> Required action
Lines with the word "另存为默认值" are the ones wanted. Copy each of them from the entries below.

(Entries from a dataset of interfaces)
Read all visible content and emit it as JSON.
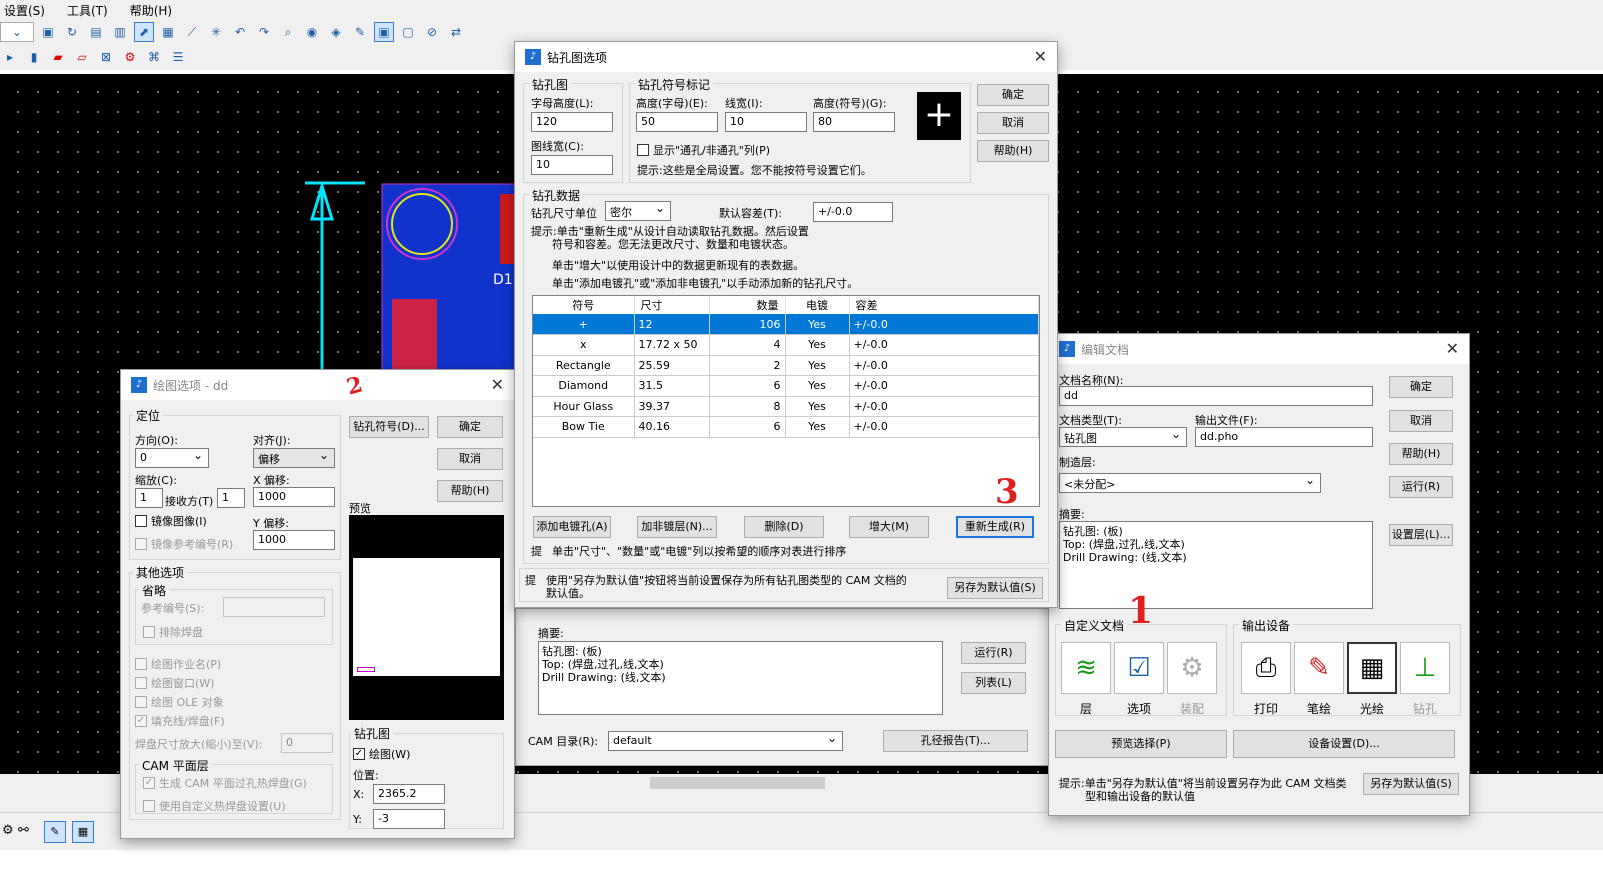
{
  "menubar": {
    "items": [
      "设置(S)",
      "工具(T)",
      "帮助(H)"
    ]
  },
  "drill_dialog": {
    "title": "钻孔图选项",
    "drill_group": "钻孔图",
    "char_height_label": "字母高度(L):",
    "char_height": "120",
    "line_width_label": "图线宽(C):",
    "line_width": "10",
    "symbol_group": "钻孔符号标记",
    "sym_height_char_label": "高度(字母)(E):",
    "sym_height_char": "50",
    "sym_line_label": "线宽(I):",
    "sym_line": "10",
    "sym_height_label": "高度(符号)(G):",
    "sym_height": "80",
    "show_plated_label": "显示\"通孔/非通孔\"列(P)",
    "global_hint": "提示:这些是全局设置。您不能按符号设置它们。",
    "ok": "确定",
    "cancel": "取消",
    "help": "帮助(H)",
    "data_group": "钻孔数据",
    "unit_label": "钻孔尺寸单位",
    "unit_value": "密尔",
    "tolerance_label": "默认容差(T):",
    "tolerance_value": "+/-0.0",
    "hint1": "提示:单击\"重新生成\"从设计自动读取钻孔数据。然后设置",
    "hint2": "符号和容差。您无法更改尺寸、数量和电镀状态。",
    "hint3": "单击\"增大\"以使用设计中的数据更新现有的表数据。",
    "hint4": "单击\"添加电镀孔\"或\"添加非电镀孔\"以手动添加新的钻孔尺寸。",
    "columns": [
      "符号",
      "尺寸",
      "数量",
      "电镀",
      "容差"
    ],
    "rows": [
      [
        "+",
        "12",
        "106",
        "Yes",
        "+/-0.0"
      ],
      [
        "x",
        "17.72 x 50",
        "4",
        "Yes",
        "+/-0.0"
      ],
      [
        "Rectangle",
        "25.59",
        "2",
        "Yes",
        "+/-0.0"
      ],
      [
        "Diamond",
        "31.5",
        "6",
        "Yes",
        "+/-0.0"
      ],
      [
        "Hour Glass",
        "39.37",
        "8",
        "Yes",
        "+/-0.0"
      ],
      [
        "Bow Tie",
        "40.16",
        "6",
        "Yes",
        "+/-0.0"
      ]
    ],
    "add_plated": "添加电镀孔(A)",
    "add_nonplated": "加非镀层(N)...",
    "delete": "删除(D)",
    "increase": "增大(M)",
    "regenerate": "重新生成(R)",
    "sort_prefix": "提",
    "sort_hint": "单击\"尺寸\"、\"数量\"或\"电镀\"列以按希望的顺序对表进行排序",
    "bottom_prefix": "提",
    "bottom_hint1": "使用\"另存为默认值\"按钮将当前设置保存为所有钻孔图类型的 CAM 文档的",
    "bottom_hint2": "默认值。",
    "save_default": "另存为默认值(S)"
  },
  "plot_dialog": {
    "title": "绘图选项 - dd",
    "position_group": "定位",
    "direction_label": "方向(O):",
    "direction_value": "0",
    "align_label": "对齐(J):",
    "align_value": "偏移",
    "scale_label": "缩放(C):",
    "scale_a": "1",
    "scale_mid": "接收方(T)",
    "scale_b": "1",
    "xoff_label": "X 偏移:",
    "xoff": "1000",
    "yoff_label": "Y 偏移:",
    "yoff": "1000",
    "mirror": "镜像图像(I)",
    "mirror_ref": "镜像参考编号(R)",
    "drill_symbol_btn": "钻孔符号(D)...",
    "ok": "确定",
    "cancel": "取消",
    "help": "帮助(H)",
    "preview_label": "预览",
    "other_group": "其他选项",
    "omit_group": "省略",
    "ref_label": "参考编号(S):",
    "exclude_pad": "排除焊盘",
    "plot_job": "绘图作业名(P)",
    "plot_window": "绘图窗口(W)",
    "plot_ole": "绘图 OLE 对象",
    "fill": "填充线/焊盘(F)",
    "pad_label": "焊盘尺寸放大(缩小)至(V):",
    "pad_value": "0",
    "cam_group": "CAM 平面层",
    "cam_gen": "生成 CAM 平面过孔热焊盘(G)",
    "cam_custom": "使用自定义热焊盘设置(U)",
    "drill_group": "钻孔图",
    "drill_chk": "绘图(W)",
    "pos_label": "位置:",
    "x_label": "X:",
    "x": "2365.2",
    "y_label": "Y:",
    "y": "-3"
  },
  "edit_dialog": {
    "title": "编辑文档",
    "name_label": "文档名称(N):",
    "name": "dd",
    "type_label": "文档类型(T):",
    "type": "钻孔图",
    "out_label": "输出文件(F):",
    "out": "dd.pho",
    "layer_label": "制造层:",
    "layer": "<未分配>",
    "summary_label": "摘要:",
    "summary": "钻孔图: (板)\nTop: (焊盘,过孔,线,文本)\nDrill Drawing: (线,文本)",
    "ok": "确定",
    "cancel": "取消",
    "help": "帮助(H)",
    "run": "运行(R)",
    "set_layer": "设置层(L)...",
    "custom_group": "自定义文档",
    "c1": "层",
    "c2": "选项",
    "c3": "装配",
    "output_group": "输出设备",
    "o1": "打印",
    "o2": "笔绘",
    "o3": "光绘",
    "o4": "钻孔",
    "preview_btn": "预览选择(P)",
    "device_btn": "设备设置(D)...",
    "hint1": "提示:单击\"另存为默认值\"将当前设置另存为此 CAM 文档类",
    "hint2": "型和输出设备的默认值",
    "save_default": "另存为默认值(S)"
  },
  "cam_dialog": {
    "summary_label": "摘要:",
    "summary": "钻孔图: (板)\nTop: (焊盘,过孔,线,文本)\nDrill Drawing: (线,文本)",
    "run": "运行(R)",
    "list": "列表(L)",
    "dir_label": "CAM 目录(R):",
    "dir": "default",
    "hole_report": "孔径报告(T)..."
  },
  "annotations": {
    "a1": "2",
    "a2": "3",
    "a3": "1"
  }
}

> Answer to the problem
    "bottom_hint1": "使用\"另存为默认值\"按钮将当前设置保存为所有钻孔图类型的 CAM 文档的",
    "save_default": "另存为默认值(S)"
    "hint1": "提示:单击\"另存为默认值\"将当前设置另存为此 CAM 文档类",
    "save_default": "另存为默认值(S)"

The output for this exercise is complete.